What to work on:
Omitting the pictures, restate all of the entries below exactly.

Website and app data records
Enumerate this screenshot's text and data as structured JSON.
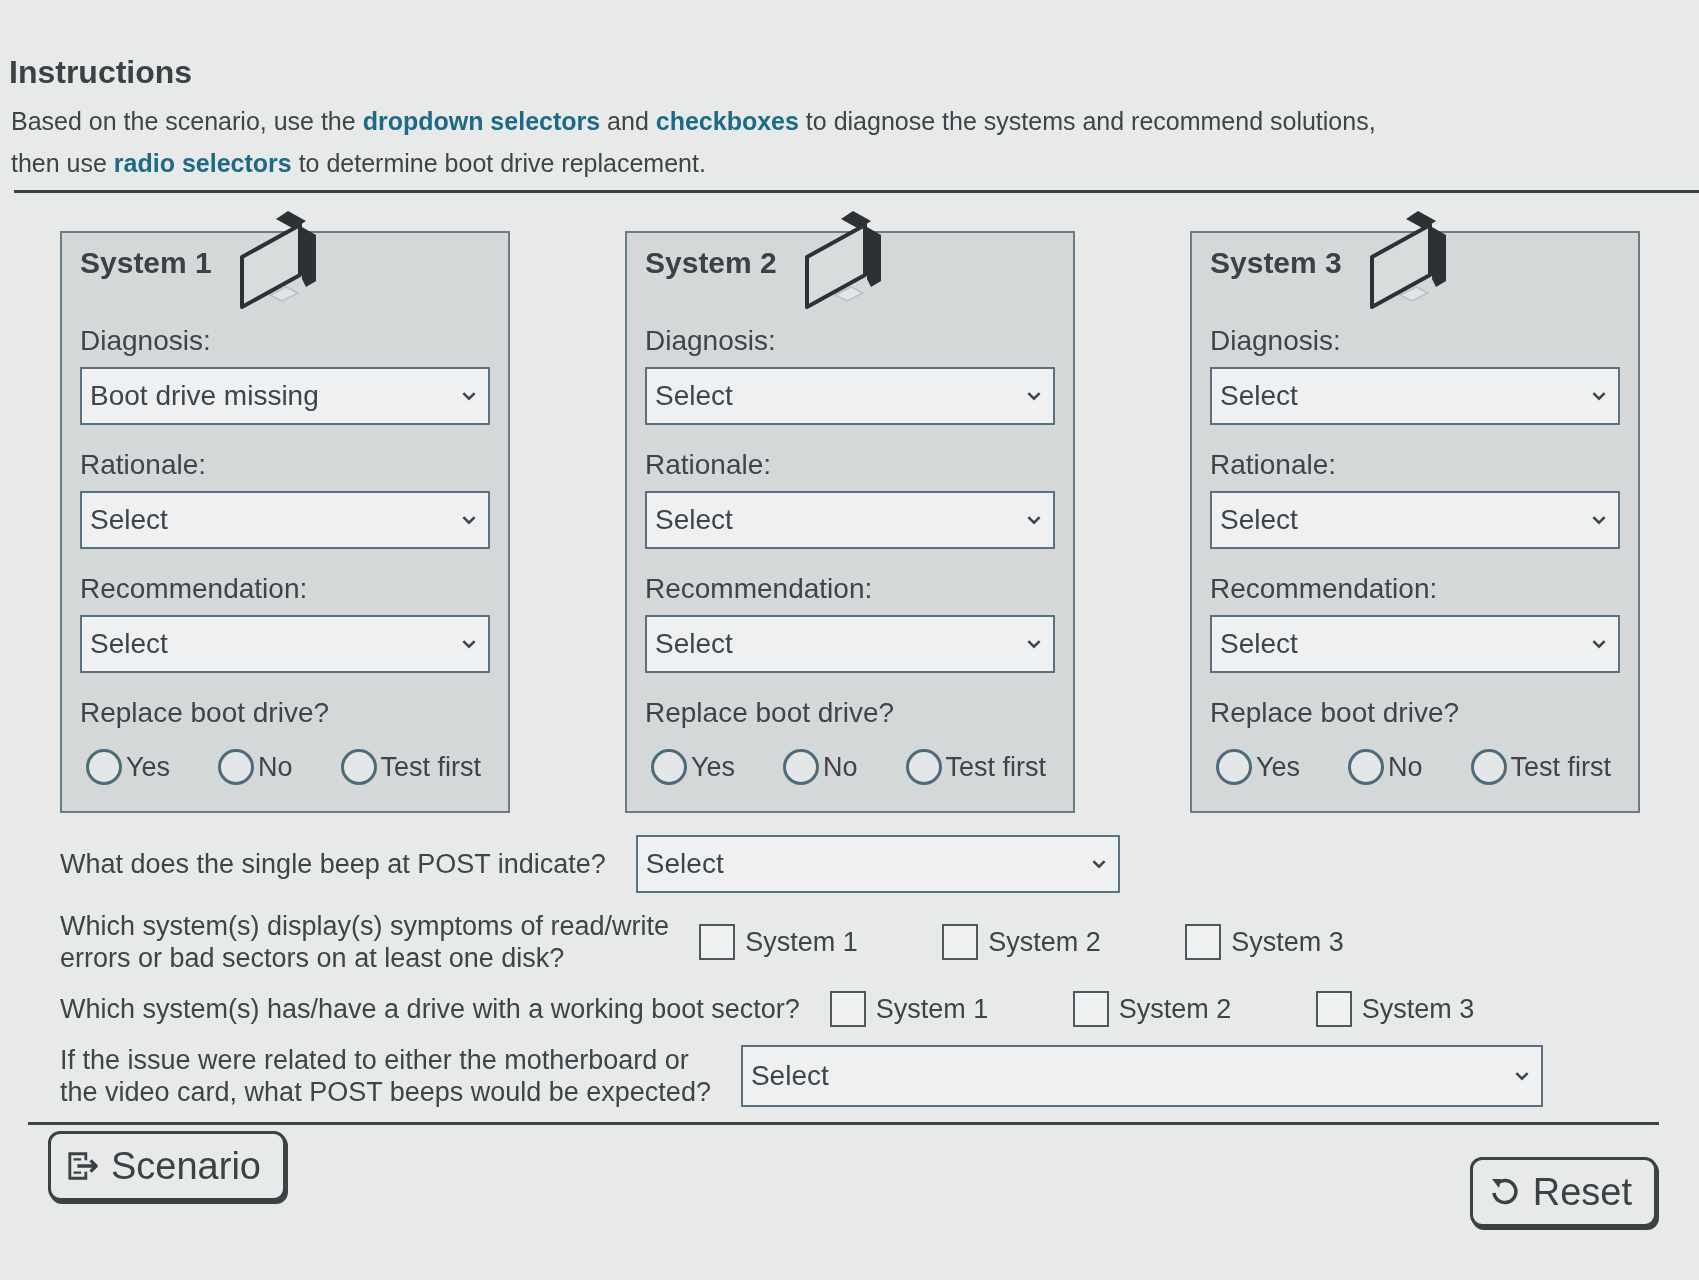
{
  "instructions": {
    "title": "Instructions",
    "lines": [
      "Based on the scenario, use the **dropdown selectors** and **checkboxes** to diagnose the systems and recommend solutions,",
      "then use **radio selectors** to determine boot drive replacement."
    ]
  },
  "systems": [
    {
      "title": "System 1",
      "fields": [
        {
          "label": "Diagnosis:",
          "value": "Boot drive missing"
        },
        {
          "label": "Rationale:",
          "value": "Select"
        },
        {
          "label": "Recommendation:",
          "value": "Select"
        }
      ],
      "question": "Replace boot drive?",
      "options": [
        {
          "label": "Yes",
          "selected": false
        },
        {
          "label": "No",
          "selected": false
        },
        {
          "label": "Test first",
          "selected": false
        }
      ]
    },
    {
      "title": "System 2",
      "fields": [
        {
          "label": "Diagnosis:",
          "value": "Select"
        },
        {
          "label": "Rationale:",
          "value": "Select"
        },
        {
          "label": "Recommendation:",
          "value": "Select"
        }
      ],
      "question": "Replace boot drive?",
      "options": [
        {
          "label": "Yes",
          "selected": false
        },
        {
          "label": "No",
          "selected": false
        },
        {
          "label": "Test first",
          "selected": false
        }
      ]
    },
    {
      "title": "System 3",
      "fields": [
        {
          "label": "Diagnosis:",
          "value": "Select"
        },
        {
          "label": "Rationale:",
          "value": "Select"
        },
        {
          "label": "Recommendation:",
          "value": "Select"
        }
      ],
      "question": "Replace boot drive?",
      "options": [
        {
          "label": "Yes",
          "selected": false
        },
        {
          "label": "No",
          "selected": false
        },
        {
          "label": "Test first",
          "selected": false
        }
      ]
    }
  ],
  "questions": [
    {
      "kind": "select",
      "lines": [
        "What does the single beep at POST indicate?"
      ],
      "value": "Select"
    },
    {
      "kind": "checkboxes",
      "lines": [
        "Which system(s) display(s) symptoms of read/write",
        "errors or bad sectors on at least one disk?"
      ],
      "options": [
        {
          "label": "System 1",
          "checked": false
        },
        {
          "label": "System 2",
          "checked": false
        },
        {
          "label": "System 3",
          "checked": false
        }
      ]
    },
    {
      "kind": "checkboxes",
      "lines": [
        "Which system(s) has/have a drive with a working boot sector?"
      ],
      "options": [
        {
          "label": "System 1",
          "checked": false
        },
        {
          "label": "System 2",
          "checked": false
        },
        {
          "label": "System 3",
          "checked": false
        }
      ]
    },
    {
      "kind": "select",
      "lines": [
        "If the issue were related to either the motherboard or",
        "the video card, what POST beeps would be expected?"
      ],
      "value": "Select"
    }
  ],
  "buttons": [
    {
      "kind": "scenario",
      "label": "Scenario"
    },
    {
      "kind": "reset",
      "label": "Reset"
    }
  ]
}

Solution to the exercise:
Enumerate this screenshot's text and data as structured JSON.
{
  "instructions": {
    "title": "Instructions",
    "lines": [
      "Based on the scenario, use the **dropdown selectors** and **checkboxes** to diagnose the systems and recommend solutions,",
      "then use **radio selectors** to determine boot drive replacement."
    ]
  },
  "systems": [
    {
      "title": "System 1",
      "fields": [
        {
          "label": "Diagnosis:",
          "value": "Boot drive missing"
        },
        {
          "label": "Rationale:",
          "value": "Select"
        },
        {
          "label": "Recommendation:",
          "value": "Select"
        }
      ],
      "question": "Replace boot drive?",
      "options": [
        {
          "label": "Yes",
          "selected": false
        },
        {
          "label": "No",
          "selected": false
        },
        {
          "label": "Test first",
          "selected": false
        }
      ]
    },
    {
      "title": "System 2",
      "fields": [
        {
          "label": "Diagnosis:",
          "value": "Select"
        },
        {
          "label": "Rationale:",
          "value": "Select"
        },
        {
          "label": "Recommendation:",
          "value": "Select"
        }
      ],
      "question": "Replace boot drive?",
      "options": [
        {
          "label": "Yes",
          "selected": false
        },
        {
          "label": "No",
          "selected": false
        },
        {
          "label": "Test first",
          "selected": false
        }
      ]
    },
    {
      "title": "System 3",
      "fields": [
        {
          "label": "Diagnosis:",
          "value": "Select"
        },
        {
          "label": "Rationale:",
          "value": "Select"
        },
        {
          "label": "Recommendation:",
          "value": "Select"
        }
      ],
      "question": "Replace boot drive?",
      "options": [
        {
          "label": "Yes",
          "selected": false
        },
        {
          "label": "No",
          "selected": false
        },
        {
          "label": "Test first",
          "selected": false
        }
      ]
    }
  ],
  "questions": [
    {
      "kind": "select",
      "lines": [
        "What does the single beep at POST indicate?"
      ],
      "value": "Select"
    },
    {
      "kind": "checkboxes",
      "lines": [
        "Which system(s) display(s) symptoms of read/write",
        "errors or bad sectors on at least one disk?"
      ],
      "options": [
        {
          "label": "System 1",
          "checked": false
        },
        {
          "label": "System 2",
          "checked": false
        },
        {
          "label": "System 3",
          "checked": false
        }
      ]
    },
    {
      "kind": "checkboxes",
      "lines": [
        "Which system(s) has/have a drive with a working boot sector?"
      ],
      "options": [
        {
          "label": "System 1",
          "checked": false
        },
        {
          "label": "System 2",
          "checked": false
        },
        {
          "label": "System 3",
          "checked": false
        }
      ]
    },
    {
      "kind": "select",
      "lines": [
        "If the issue were related to either the motherboard or",
        "the video card, what POST beeps would be expected?"
      ],
      "value": "Select"
    }
  ],
  "buttons": [
    {
      "kind": "scenario",
      "label": "Scenario"
    },
    {
      "kind": "reset",
      "label": "Reset"
    }
  ]
}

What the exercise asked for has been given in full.